[Component data from apps and pages]

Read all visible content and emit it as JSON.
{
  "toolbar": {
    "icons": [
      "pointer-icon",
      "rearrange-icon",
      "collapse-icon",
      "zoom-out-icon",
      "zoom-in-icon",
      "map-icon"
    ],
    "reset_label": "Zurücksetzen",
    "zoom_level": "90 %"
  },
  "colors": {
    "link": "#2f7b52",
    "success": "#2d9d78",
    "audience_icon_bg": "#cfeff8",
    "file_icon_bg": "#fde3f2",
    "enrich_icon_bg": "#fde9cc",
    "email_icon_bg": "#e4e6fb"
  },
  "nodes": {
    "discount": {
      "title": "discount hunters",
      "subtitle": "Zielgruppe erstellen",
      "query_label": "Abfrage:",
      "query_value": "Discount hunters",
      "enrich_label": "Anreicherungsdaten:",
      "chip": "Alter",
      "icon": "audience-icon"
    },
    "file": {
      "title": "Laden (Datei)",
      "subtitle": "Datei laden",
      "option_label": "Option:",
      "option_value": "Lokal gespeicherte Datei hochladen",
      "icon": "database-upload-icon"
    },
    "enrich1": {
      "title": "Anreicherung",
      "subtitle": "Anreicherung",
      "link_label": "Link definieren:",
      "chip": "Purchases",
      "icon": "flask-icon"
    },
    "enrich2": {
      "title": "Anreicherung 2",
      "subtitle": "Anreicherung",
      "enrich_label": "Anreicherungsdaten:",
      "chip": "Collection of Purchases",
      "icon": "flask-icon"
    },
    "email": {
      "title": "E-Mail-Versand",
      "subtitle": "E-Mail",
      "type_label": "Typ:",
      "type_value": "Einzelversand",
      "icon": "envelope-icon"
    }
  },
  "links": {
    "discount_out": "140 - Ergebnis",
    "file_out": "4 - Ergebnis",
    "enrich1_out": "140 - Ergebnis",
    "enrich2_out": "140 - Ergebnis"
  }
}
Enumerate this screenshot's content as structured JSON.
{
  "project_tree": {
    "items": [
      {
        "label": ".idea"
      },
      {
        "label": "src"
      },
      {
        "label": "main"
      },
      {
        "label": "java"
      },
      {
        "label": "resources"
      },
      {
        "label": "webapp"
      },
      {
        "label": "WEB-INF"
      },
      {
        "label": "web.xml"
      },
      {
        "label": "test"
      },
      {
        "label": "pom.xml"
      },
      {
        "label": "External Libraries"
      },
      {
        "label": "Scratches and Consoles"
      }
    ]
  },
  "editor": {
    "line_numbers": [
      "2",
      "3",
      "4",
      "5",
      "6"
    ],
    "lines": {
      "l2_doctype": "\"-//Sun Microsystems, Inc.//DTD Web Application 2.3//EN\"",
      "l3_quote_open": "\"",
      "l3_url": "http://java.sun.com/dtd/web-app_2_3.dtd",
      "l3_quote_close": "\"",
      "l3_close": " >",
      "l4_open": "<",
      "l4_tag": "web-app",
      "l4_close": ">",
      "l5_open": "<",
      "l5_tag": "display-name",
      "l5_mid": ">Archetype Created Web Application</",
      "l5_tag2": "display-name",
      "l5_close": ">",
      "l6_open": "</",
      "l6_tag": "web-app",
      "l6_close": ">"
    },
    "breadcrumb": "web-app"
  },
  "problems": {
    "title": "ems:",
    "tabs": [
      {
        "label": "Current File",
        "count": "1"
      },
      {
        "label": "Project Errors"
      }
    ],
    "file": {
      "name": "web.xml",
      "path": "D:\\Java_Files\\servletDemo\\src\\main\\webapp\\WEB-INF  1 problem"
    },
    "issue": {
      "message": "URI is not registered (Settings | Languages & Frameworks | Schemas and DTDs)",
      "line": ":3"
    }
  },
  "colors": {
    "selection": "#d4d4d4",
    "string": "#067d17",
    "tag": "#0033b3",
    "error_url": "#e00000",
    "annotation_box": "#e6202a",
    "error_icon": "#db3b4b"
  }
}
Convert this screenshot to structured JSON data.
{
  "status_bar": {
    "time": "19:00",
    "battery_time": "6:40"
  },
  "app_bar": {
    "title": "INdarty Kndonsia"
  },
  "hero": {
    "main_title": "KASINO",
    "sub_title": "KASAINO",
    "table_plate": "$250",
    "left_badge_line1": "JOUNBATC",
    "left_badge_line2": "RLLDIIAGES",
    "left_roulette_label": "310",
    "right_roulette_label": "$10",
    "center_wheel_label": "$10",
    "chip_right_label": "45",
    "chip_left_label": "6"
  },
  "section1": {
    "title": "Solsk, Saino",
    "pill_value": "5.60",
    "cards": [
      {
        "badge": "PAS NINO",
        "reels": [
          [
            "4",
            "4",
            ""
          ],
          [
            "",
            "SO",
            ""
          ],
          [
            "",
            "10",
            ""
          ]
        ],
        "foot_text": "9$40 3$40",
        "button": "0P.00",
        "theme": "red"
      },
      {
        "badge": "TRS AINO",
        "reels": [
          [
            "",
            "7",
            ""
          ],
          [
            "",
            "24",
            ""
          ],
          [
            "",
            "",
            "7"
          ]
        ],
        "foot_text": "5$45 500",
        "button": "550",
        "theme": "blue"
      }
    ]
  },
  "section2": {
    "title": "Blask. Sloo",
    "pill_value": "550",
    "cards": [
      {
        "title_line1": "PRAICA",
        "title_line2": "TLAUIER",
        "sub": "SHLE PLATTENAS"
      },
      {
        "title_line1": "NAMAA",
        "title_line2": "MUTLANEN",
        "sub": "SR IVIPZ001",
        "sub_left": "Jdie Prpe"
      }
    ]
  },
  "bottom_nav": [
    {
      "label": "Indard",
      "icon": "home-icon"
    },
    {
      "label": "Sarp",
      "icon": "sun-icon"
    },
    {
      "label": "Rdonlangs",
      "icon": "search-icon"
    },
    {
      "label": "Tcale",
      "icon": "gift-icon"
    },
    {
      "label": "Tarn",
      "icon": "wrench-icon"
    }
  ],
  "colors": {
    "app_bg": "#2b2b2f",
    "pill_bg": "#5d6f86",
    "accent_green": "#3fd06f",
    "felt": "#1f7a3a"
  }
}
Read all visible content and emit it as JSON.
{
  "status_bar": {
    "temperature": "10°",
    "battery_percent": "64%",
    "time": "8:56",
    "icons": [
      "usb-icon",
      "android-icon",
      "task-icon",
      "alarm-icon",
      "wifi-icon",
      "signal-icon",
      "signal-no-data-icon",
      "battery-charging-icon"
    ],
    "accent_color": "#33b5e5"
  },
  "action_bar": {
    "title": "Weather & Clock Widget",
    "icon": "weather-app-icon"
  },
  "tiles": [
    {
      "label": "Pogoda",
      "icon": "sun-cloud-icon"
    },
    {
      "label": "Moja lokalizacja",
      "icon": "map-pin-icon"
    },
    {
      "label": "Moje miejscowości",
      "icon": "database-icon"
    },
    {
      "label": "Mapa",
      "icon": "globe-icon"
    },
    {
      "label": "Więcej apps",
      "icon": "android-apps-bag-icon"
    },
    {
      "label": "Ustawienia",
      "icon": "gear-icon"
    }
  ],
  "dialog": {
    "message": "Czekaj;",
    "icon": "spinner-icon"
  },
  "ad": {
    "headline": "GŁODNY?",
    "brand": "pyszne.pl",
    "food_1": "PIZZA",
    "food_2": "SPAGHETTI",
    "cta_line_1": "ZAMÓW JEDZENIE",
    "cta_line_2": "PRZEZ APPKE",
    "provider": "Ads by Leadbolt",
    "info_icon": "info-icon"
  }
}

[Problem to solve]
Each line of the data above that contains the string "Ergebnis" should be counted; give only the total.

[Task solution]
4